The Hindu/Arabic number system is the one which is used in most of the countries of the world. The numbers used are; 1, 2, 3, 4, 5, 6, 7, 8, 9 and 0. The Romans used a complete different system and the numerals used were; I, V, X, L, C, D and M. Roman numerals can still be found on such things as... clocks and watches, sundials, old mile stones, the dates in the credits of movies, dates in books, sequals of movies (Jurassic Park III etc), the names of chemical compounds (such as Iron (II) chloride), the regnal numbers of kings and queens (Edward VI etc), and on some coins.

hindu arabic is a letters and roman numerals is numbers

Fibonacci introduced the Arabic number system to Europe in the thirteenth century (in the 1200s AD). At first the Europeans didn't take to the system, but later found it was much easier than using Roman numerals and the abacus.

XXXVIII is '38' That is x = 10 x = 10 x = 10 V = 5 I = 1 I = 1 I = 1 Add 10 + 10 + 10 + 5 + 1 + 1 + 1 = 38

That depends on what number system you mean because over thousands and thousands of years many have been developed and used but today we now use the Hindu-Arabic numeral system whoes numerals are 0 1 2 3 4 5 6 7 8 and 9

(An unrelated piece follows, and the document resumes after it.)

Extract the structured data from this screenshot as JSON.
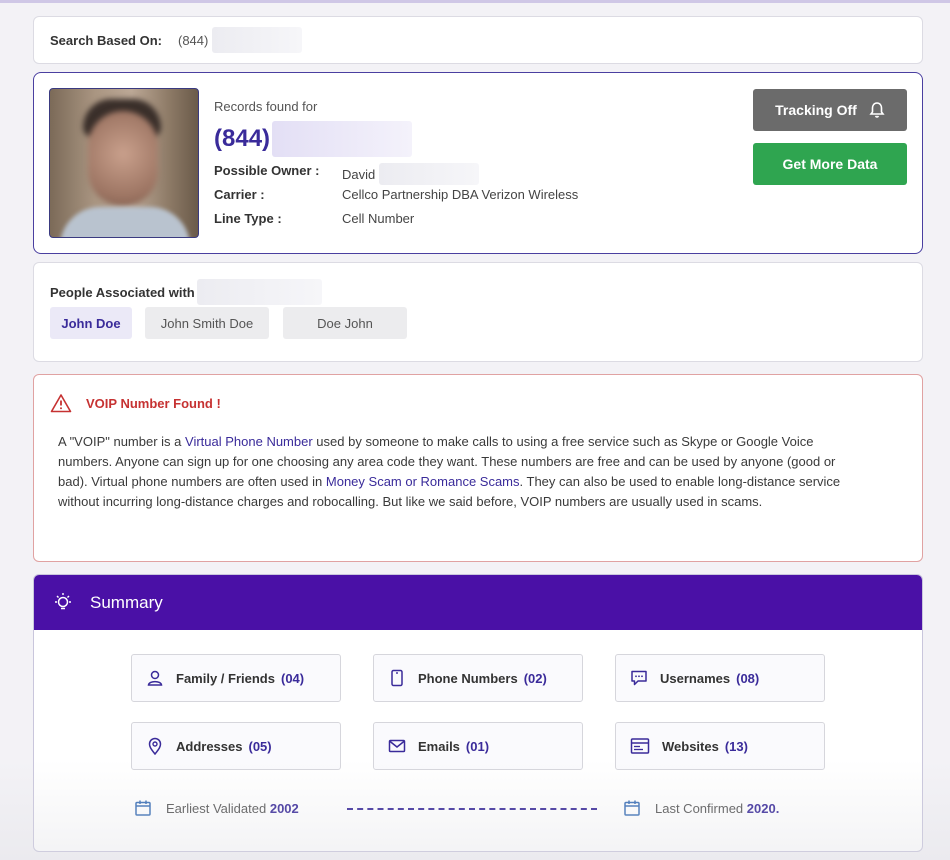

Present notation: IX-XXIX-MCMXCIX Previous notation: IX-IXXX-IMM There is evidence that can still be found today that the Romans themselves would have calculated the equivalent of 9-29-1999 on an abacus counting device as VIIII-XXVIIII-MDCCCCLXXXXVIIII which can be simplified to IX-IXXX-IMM. For instance the Latin word for IXXX is 'undetriginta' which literally means one from thirty and the numerals of XXVIIII can be found on one of the entrances of the Coliseum in Rome. Today's rules governing the Roman numeral system were modified during the Middle Ages presumably to make them easier for conversion purposes into Hindu-Arabic numerals and vice versa. The Hindu-Arabic system of numeracy eventually superceded the Roman numeral system because it contained a zero symbol which made calculations much more quicker and efficient.

Hindu arabic numbers are those we use in our everyday lives (1,2,3,4,5,6,7,8,9,10 etc) roman numbers are written like i, ii, iii, iv, v, vi, vii, viii, ix, x etc. They are often found on old clock towers esp in london

In Roman numerology, there is no specific calculation or method to determine a VW value. Roman numerals are primarily used for counting and representing numerical values, rather than for calculations or numerology systems like those found in other number systems such as Hindu-Arabic numerals. Roman numerals use combinations of letters to represent different values. For example: I represents 1 V represents 5 X represents 10 L represents 50 C represents 100 D represents 500 M represents 1000 To work with Roman numerals, you would typically convert them to their corresponding Hindu-Arabic numeral values, perform calculations using standard mathematical operations, and then convert the result back to Roman numerals if necessary. If you're looking for specific calculations or interpretations related to numerology, it would be more appropriate to explore systems such as Pythagorean numerology or Chaldean numerology, which assign numerical values to letters of the alphabet for divination or analysis purposes.

MCCLXXIII equals MCCLXXIII in Roman numerals. That is, it is already in Roman numerals. However, if you want to know what MCCLXXIII is in Arabic numerals, the ones most of us use today, here is the answer: It translates to 1,273. M=1000, C=100, L=50, X=10, I=1. Two numerals also used but not found in your example are D=500 and V=5.